## Materials provided
========================

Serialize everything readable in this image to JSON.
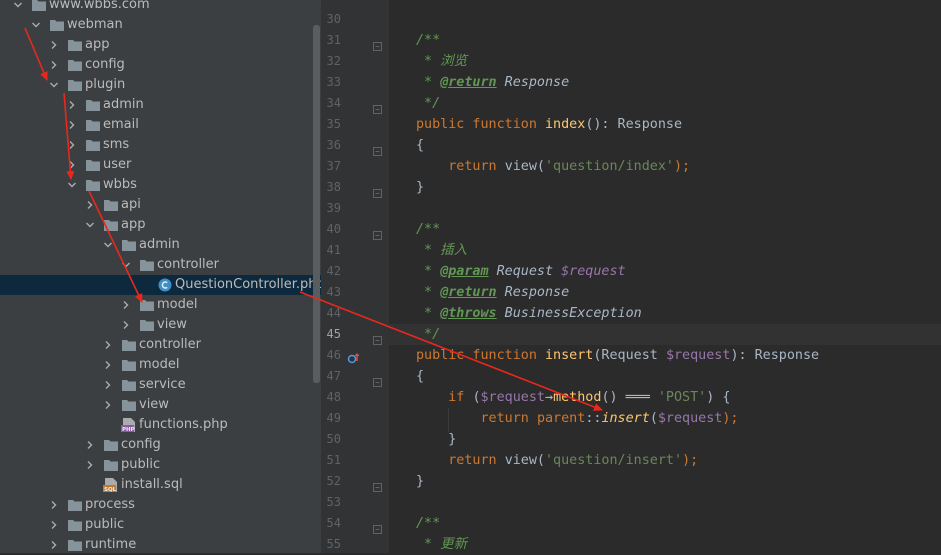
{
  "tree": {
    "items": [
      {
        "label": "www.wbbs.com",
        "type": "folder",
        "expanded": true,
        "level": 0
      },
      {
        "label": "webman",
        "type": "folder",
        "expanded": true,
        "level": 1
      },
      {
        "label": "app",
        "type": "folder",
        "expanded": false,
        "level": 2
      },
      {
        "label": "config",
        "type": "folder",
        "expanded": false,
        "level": 2
      },
      {
        "label": "plugin",
        "type": "folder",
        "expanded": true,
        "level": 2
      },
      {
        "label": "admin",
        "type": "folder",
        "expanded": false,
        "level": 3
      },
      {
        "label": "email",
        "type": "folder",
        "expanded": false,
        "level": 3
      },
      {
        "label": "sms",
        "type": "folder",
        "expanded": false,
        "level": 3
      },
      {
        "label": "user",
        "type": "folder",
        "expanded": false,
        "level": 3
      },
      {
        "label": "wbbs",
        "type": "folder",
        "expanded": true,
        "level": 3
      },
      {
        "label": "api",
        "type": "folder",
        "expanded": false,
        "level": 4
      },
      {
        "label": "app",
        "type": "folder",
        "expanded": true,
        "level": 4
      },
      {
        "label": "admin",
        "type": "folder",
        "expanded": true,
        "level": 5
      },
      {
        "label": "controller",
        "type": "folder",
        "expanded": true,
        "level": 6
      },
      {
        "label": "QuestionController.php",
        "type": "class-file",
        "level": 7,
        "selected": true
      },
      {
        "label": "model",
        "type": "folder",
        "expanded": false,
        "level": 6
      },
      {
        "label": "view",
        "type": "folder",
        "expanded": false,
        "level": 6
      },
      {
        "label": "controller",
        "type": "folder",
        "expanded": false,
        "level": 5
      },
      {
        "label": "model",
        "type": "folder",
        "expanded": false,
        "level": 5
      },
      {
        "label": "service",
        "type": "folder",
        "expanded": false,
        "level": 5
      },
      {
        "label": "view",
        "type": "folder",
        "expanded": false,
        "level": 5
      },
      {
        "label": "functions.php",
        "type": "php-file",
        "level": 5
      },
      {
        "label": "config",
        "type": "folder",
        "expanded": false,
        "level": 4
      },
      {
        "label": "public",
        "type": "folder",
        "expanded": false,
        "level": 4
      },
      {
        "label": "install.sql",
        "type": "sql-file",
        "level": 4
      },
      {
        "label": "process",
        "type": "folder",
        "expanded": false,
        "level": 2
      },
      {
        "label": "public",
        "type": "folder",
        "expanded": false,
        "level": 2
      },
      {
        "label": "runtime",
        "type": "folder",
        "expanded": false,
        "level": 2
      }
    ]
  },
  "editor": {
    "current_line": 45,
    "line_numbers": [
      "30",
      "31",
      "32",
      "33",
      "34",
      "35",
      "36",
      "37",
      "38",
      "39",
      "40",
      "41",
      "42",
      "43",
      "44",
      "45",
      "46",
      "47",
      "48",
      "49",
      "50",
      "51",
      "52",
      "53",
      "54",
      "55"
    ],
    "lines": [
      [
        {
          "t": "",
          "c": ""
        }
      ],
      [
        {
          "t": "/**",
          "c": "doc"
        }
      ],
      [
        {
          "t": " * 浏览",
          "c": "doc"
        }
      ],
      [
        {
          "t": " * ",
          "c": "doc"
        },
        {
          "t": "@return",
          "c": "tag"
        },
        {
          "t": " Response",
          "c": "dtype"
        }
      ],
      [
        {
          "t": " */",
          "c": "doc"
        }
      ],
      [
        {
          "t": "public function ",
          "c": "kw"
        },
        {
          "t": "index",
          "c": "fn"
        },
        {
          "t": "(): Response",
          "c": ""
        }
      ],
      [
        {
          "t": "{",
          "c": ""
        }
      ],
      [
        {
          "t": "    return ",
          "c": "kw"
        },
        {
          "t": "view(",
          "c": ""
        },
        {
          "t": "'question/index'",
          "c": "str"
        },
        {
          "t": ");",
          "c": "kw"
        }
      ],
      [
        {
          "t": "}",
          "c": ""
        }
      ],
      [
        {
          "t": "",
          "c": ""
        }
      ],
      [
        {
          "t": "/**",
          "c": "doc"
        }
      ],
      [
        {
          "t": " * 插入",
          "c": "doc"
        }
      ],
      [
        {
          "t": " * ",
          "c": "doc"
        },
        {
          "t": "@param",
          "c": "tag"
        },
        {
          "t": " Request ",
          "c": "dtype"
        },
        {
          "t": "$request",
          "c": "dvar"
        }
      ],
      [
        {
          "t": " * ",
          "c": "doc"
        },
        {
          "t": "@return",
          "c": "tag"
        },
        {
          "t": " Response",
          "c": "dtype"
        }
      ],
      [
        {
          "t": " * ",
          "c": "doc"
        },
        {
          "t": "@throws",
          "c": "tag"
        },
        {
          "t": " BusinessException",
          "c": "dtype"
        }
      ],
      [
        {
          "t": " */",
          "c": "doc"
        }
      ],
      [
        {
          "t": "public function ",
          "c": "kw"
        },
        {
          "t": "insert",
          "c": "fn"
        },
        {
          "t": "(Request ",
          "c": ""
        },
        {
          "t": "$request",
          "c": "var"
        },
        {
          "t": "): Response",
          "c": ""
        }
      ],
      [
        {
          "t": "{",
          "c": ""
        }
      ],
      [
        {
          "t": "    if ",
          "c": "kw"
        },
        {
          "t": "(",
          "c": ""
        },
        {
          "t": "$request",
          "c": "var"
        },
        {
          "t": "→",
          "c": ""
        },
        {
          "t": "method",
          "c": "fn"
        },
        {
          "t": "() ═══ ",
          "c": ""
        },
        {
          "t": "'POST'",
          "c": "str"
        },
        {
          "t": ") {",
          "c": ""
        }
      ],
      [
        {
          "t": "        return ",
          "c": "kw"
        },
        {
          "t": "parent",
          "c": "kw"
        },
        {
          "t": "::",
          "c": ""
        },
        {
          "t": "insert",
          "c": "fn itl"
        },
        {
          "t": "(",
          "c": ""
        },
        {
          "t": "$request",
          "c": "var"
        },
        {
          "t": ");",
          "c": "kw"
        }
      ],
      [
        {
          "t": "    }",
          "c": ""
        }
      ],
      [
        {
          "t": "    return ",
          "c": "kw"
        },
        {
          "t": "view(",
          "c": ""
        },
        {
          "t": "'question/insert'",
          "c": "str"
        },
        {
          "t": ");",
          "c": "kw"
        }
      ],
      [
        {
          "t": "}",
          "c": ""
        }
      ],
      [
        {
          "t": "",
          "c": ""
        }
      ],
      [
        {
          "t": "/**",
          "c": "doc"
        }
      ],
      [
        {
          "t": " * 更新",
          "c": "doc"
        }
      ]
    ]
  },
  "colors": {
    "annotation_arrow": "#e8281e",
    "folder_icon": "#87939a",
    "class_icon": "#3d8fc6"
  },
  "icons": {
    "expanded": "chevron-down-icon",
    "collapsed": "chevron-right-icon",
    "folder": "folder-icon",
    "class_file": "php-class-icon",
    "php_file": "php-file-icon",
    "sql_file": "sql-file-icon",
    "gutter_marker": "override-method-icon"
  }
}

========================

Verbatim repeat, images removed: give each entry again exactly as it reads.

Serialize everything readable in this image to JSON.
{
  "tree": {
    "items": [
      {
        "label": "www.wbbs.com",
        "type": "folder",
        "expanded": true,
        "level": 0
      },
      {
        "label": "webman",
        "type": "folder",
        "expanded": true,
        "level": 1
      },
      {
        "label": "app",
        "type": "folder",
        "expanded": false,
        "level": 2
      },
      {
        "label": "config",
        "type": "folder",
        "expanded": false,
        "level": 2
      },
      {
        "label": "plugin",
        "type": "folder",
        "expanded": true,
        "level": 2
      },
      {
        "label": "admin",
        "type": "folder",
        "expanded": false,
        "level": 3
      },
      {
        "label": "email",
        "type": "folder",
        "expanded": false,
        "level": 3
      },
      {
        "label": "sms",
        "type": "folder",
        "expanded": false,
        "level": 3
      },
      {
        "label": "user",
        "type": "folder",
        "expanded": false,
        "level": 3
      },
      {
        "label": "wbbs",
        "type": "folder",
        "expanded": true,
        "level": 3
      },
      {
        "label": "api",
        "type": "folder",
        "expanded": false,
        "level": 4
      },
      {
        "label": "app",
        "type": "folder",
        "expanded": true,
        "level": 4
      },
      {
        "label": "admin",
        "type": "folder",
        "expanded": true,
        "level": 5
      },
      {
        "label": "controller",
        "type": "folder",
        "expanded": true,
        "level": 6
      },
      {
        "label": "QuestionController.php",
        "type": "class-file",
        "level": 7,
        "selected": true
      },
      {
        "label": "model",
        "type": "folder",
        "expanded": false,
        "level": 6
      },
      {
        "label": "view",
        "type": "folder",
        "expanded": false,
        "level": 6
      },
      {
        "label": "controller",
        "type": "folder",
        "expanded": false,
        "level": 5
      },
      {
        "label": "model",
        "type": "folder",
        "expanded": false,
        "level": 5
      },
      {
        "label": "service",
        "type": "folder",
        "expanded": false,
        "level": 5
      },
      {
        "label": "view",
        "type": "folder",
        "expanded": false,
        "level": 5
      },
      {
        "label": "functions.php",
        "type": "php-file",
        "level": 5
      },
      {
        "label": "config",
        "type": "folder",
        "expanded": false,
        "level": 4
      },
      {
        "label": "public",
        "type": "folder",
        "expanded": false,
        "level": 4
      },
      {
        "label": "install.sql",
        "type": "sql-file",
        "level": 4
      },
      {
        "label": "process",
        "type": "folder",
        "expanded": false,
        "level": 2
      },
      {
        "label": "public",
        "type": "folder",
        "expanded": false,
        "level": 2
      },
      {
        "label": "runtime",
        "type": "folder",
        "expanded": false,
        "level": 2
      }
    ]
  },
  "editor": {
    "current_line": 45,
    "line_numbers": [
      "30",
      "31",
      "32",
      "33",
      "34",
      "35",
      "36",
      "37",
      "38",
      "39",
      "40",
      "41",
      "42",
      "43",
      "44",
      "45",
      "46",
      "47",
      "48",
      "49",
      "50",
      "51",
      "52",
      "53",
      "54",
      "55"
    ],
    "lines": [
      [
        {
          "t": "",
          "c": ""
        }
      ],
      [
        {
          "t": "/**",
          "c": "doc"
        }
      ],
      [
        {
          "t": " * 浏览",
          "c": "doc"
        }
      ],
      [
        {
          "t": " * ",
          "c": "doc"
        },
        {
          "t": "@return",
          "c": "tag"
        },
        {
          "t": " Response",
          "c": "dtype"
        }
      ],
      [
        {
          "t": " */",
          "c": "doc"
        }
      ],
      [
        {
          "t": "public function ",
          "c": "kw"
        },
        {
          "t": "index",
          "c": "fn"
        },
        {
          "t": "(): Response",
          "c": ""
        }
      ],
      [
        {
          "t": "{",
          "c": ""
        }
      ],
      [
        {
          "t": "    return ",
          "c": "kw"
        },
        {
          "t": "view(",
          "c": ""
        },
        {
          "t": "'question/index'",
          "c": "str"
        },
        {
          "t": ");",
          "c": "kw"
        }
      ],
      [
        {
          "t": "}",
          "c": ""
        }
      ],
      [
        {
          "t": "",
          "c": ""
        }
      ],
      [
        {
          "t": "/**",
          "c": "doc"
        }
      ],
      [
        {
          "t": " * 插入",
          "c": "doc"
        }
      ],
      [
        {
          "t": " * ",
          "c": "doc"
        },
        {
          "t": "@param",
          "c": "tag"
        },
        {
          "t": " Request ",
          "c": "dtype"
        },
        {
          "t": "$request",
          "c": "dvar"
        }
      ],
      [
        {
          "t": " * ",
          "c": "doc"
        },
        {
          "t": "@return",
          "c": "tag"
        },
        {
          "t": " Response",
          "c": "dtype"
        }
      ],
      [
        {
          "t": " * ",
          "c": "doc"
        },
        {
          "t": "@throws",
          "c": "tag"
        },
        {
          "t": " BusinessException",
          "c": "dtype"
        }
      ],
      [
        {
          "t": " */",
          "c": "doc"
        }
      ],
      [
        {
          "t": "public function ",
          "c": "kw"
        },
        {
          "t": "insert",
          "c": "fn"
        },
        {
          "t": "(Request ",
          "c": ""
        },
        {
          "t": "$request",
          "c": "var"
        },
        {
          "t": "): Response",
          "c": ""
        }
      ],
      [
        {
          "t": "{",
          "c": ""
        }
      ],
      [
        {
          "t": "    if ",
          "c": "kw"
        },
        {
          "t": "(",
          "c": ""
        },
        {
          "t": "$request",
          "c": "var"
        },
        {
          "t": "→",
          "c": ""
        },
        {
          "t": "method",
          "c": "fn"
        },
        {
          "t": "() ═══ ",
          "c": ""
        },
        {
          "t": "'POST'",
          "c": "str"
        },
        {
          "t": ") {",
          "c": ""
        }
      ],
      [
        {
          "t": "        return ",
          "c": "kw"
        },
        {
          "t": "parent",
          "c": "kw"
        },
        {
          "t": "::",
          "c": ""
        },
        {
          "t": "insert",
          "c": "fn itl"
        },
        {
          "t": "(",
          "c": ""
        },
        {
          "t": "$request",
          "c": "var"
        },
        {
          "t": ");",
          "c": "kw"
        }
      ],
      [
        {
          "t": "    }",
          "c": ""
        }
      ],
      [
        {
          "t": "    return ",
          "c": "kw"
        },
        {
          "t": "view(",
          "c": ""
        },
        {
          "t": "'question/insert'",
          "c": "str"
        },
        {
          "t": ");",
          "c": "kw"
        }
      ],
      [
        {
          "t": "}",
          "c": ""
        }
      ],
      [
        {
          "t": "",
          "c": ""
        }
      ],
      [
        {
          "t": "/**",
          "c": "doc"
        }
      ],
      [
        {
          "t": " * 更新",
          "c": "doc"
        }
      ]
    ]
  },
  "colors": {
    "annotation_arrow": "#e8281e",
    "folder_icon": "#87939a",
    "class_icon": "#3d8fc6"
  },
  "icons": {
    "expanded": "chevron-down-icon",
    "collapsed": "chevron-right-icon",
    "folder": "folder-icon",
    "class_file": "php-class-icon",
    "php_file": "php-file-icon",
    "sql_file": "sql-file-icon",
    "gutter_marker": "override-method-icon"
  }
}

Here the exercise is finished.